Wittich Law Firm, P.C. v. O’Connell, 2013 MT 122 (May 7, 2013) (4-1) (Wheat, J., for the majority; Baker, J. concurs; Cotter, J., dissents)
Issue: (1) Whether the district court slightly abused its discretion in denying O’Connells’ motion to vacate the default judgment, and (2) whether the law firm was properly awarded attorneys’ fees.
Short Answer: (1) No, as it was untimely under the 2009 Rules of Civil Procedure, and (2) yes, as the contract allowed them.
Facts: Wittich Law Firm, P.C. sued O’Connells for unpaid legal fees of $2,892 plus interest and attorney fees. O’Connells were personally served with process on Nov. 1, 2010. O’Connells did not file an answer or otherwise appear; however, the law firm sent O’Connells a letter on Nov. 17, 2010 advising them of an outstanding balance. The O’Connells paid $2,138.57 on Dec. 2, 2010. The firm immediately notified O’Connells that they still owed $93.99, and asked for payment by Dec. 10, 2010. On Dec. 1, 2010, while this correspondence was occurring, the law firm requested entry of default judgment, which was ordered on Dec. 3, 2010. The court entered judgment for the law firm for the unpaid balance plus $808 in attorneys’ fees in March 2011.
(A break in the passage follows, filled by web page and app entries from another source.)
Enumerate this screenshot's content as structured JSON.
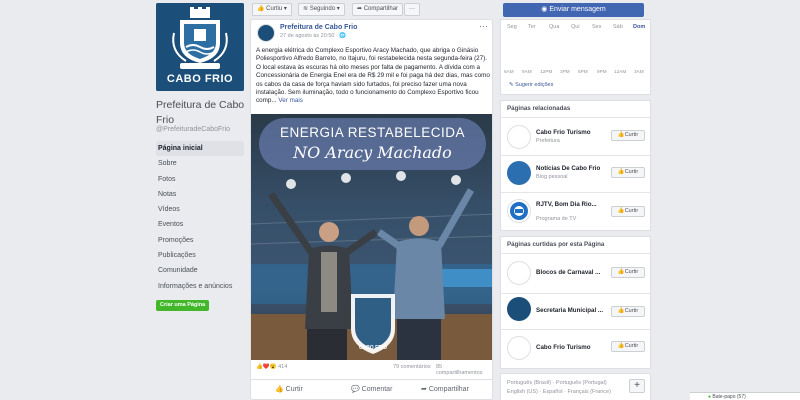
{
  "page": {
    "cover_text": "CABO FRIO",
    "name": "Prefeitura de Cabo Frio",
    "handle": "@PrefeituradeCaboFrio",
    "create_page": "Criar uma Página"
  },
  "nav": [
    {
      "label": "Página inicial"
    },
    {
      "label": "Sobre"
    },
    {
      "label": "Fotos"
    },
    {
      "label": "Notas"
    },
    {
      "label": "Vídeos"
    },
    {
      "label": "Eventos"
    },
    {
      "label": "Promoções"
    },
    {
      "label": "Publicações"
    },
    {
      "label": "Comunidade"
    },
    {
      "label": "Informações e anúncios"
    }
  ],
  "toolbar": {
    "like": "Curtiu",
    "follow": "Seguindo",
    "share": "Compartilhar",
    "more": "···",
    "send_message": "Enviar mensagem"
  },
  "post": {
    "author": "Prefeitura de Cabo Frio",
    "time": "27 de agosto às 20:50 · 🌐",
    "text": "A energia elétrica do Complexo Esportivo Aracy Machado, que abriga o Ginásio Poliesportivo Alfredo Barreto, no Itajuru, foi restabelecida nesta segunda-feira (27). O local estava às escuras há oito meses por falta de pagamento. A dívida com a Concessionária de Energia Enel era de R$ 29 mil e foi paga há dez dias, mas como os cabos da casa de força haviam sido furtados, foi preciso fazer uma nova instalação. Sem iluminação, todo o funcionamento do Complexo Esportivo ficou comp...",
    "see_more": "Ver mais",
    "banner_line1": "ENERGIA RESTABELECIDA",
    "banner_line2": "NO Aracy Machado",
    "image_logo_text": "CABO FRIO",
    "reactions": "414",
    "comments": "79 comentários",
    "shares": "85 compartilhamentos",
    "actions": {
      "like": "Curtir",
      "comment": "Comentar",
      "share": "Compartilhar"
    }
  },
  "calendar": {
    "days": [
      "Seg",
      "Ter",
      "Qua",
      "Qui",
      "Sex",
      "Sáb",
      "Dom"
    ],
    "hours": [
      "6AM",
      "9AM",
      "12PM",
      "3PM",
      "6PM",
      "9PM",
      "12AM",
      "3AM"
    ],
    "suggest": "Sugerir edições"
  },
  "related": {
    "title": "Páginas relacionadas",
    "items": [
      {
        "name": "Cabo Frio Turismo",
        "sub": "Prefeitura",
        "button": "Curtir"
      },
      {
        "name": "Notícias De Cabo Frio",
        "sub": "Blog pessoal",
        "button": "Curtir"
      },
      {
        "name": "RJTV, Bom Dia Rio...",
        "sub": "Programa de TV",
        "button": "Curtir"
      }
    ]
  },
  "liked": {
    "title": "Páginas curtidas por esta Página",
    "items": [
      {
        "name": "Blocos de Carnaval ...",
        "button": "Curtir"
      },
      {
        "name": "Secretaria Municipal ...",
        "button": "Curtir"
      },
      {
        "name": "Cabo Frio Turismo",
        "button": "Curtir"
      }
    ]
  },
  "languages": {
    "line1": "Português (Brasil) · Português (Portugal)",
    "line2": "English (US) · Español · Français (France)",
    "add": "+"
  },
  "chat": {
    "label": "Bate-papo (57)"
  },
  "colors": {
    "fb_blue": "#4267b2",
    "link": "#385898",
    "green": "#42b72a",
    "brand_navy": "#1b4f7a"
  }
}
Procedural Posture & Holding: In December 2011, O’Connells moved under Rule 60(b) to vacate the entry of default judgment against them nine months after judgment was entered. The district court denied the motion, and ordered O’Connells to pay an additional $2,860 in attorneys’ fees and costs. O’Connells appeal. The Supreme Court affirms.
Reasoning: (1) O’Connells’ motion is governed by the 2009 version of the Montana Rules of Civil Procedure, which allow only 60 days to bring a motion under Rule 60(b)(1)-(3). Subsection (6) requires a higher showing of extraordinary circumstances, blamelessness, and that the movant acted within a reasonable time. However, if a party seeks relief under subsections (1)-(5), it cannot also seek relief under (6). O’Connells’ motion did not specify a subsection but alleges fraud, misconduct, and misrepresentation, which aligns with (3). It is therefore untimely.
(2) The contract for legal services stated that failure to pay fees and costs would subject the client to “all collection costs, including attorney fees.” The lower court had no discretion to deny a fee award.
Justice Baker’s Concurrence: Although the Wittich Law Firm was within its contractual and legal rights to pursue its claim for unpaid fees, members of the Bar should keep in mind the Court’s policy to resolve fee disputes without litigation.
Justice Cotter’s Dissent: O’Connells paid more than $2,100 to the Wittich Law Firm, disputing the balance of $93.99. The law firm told O’Connells to pay by Dec. 10, but meanwhile secured a default against the O’Connells. The Court carefully notes that the law firm was within its contractual rights to exact these sums from O’Connells. “Perhaps so. Nonetheless, I simply cannot join the Court in affirming this unconscionable result.”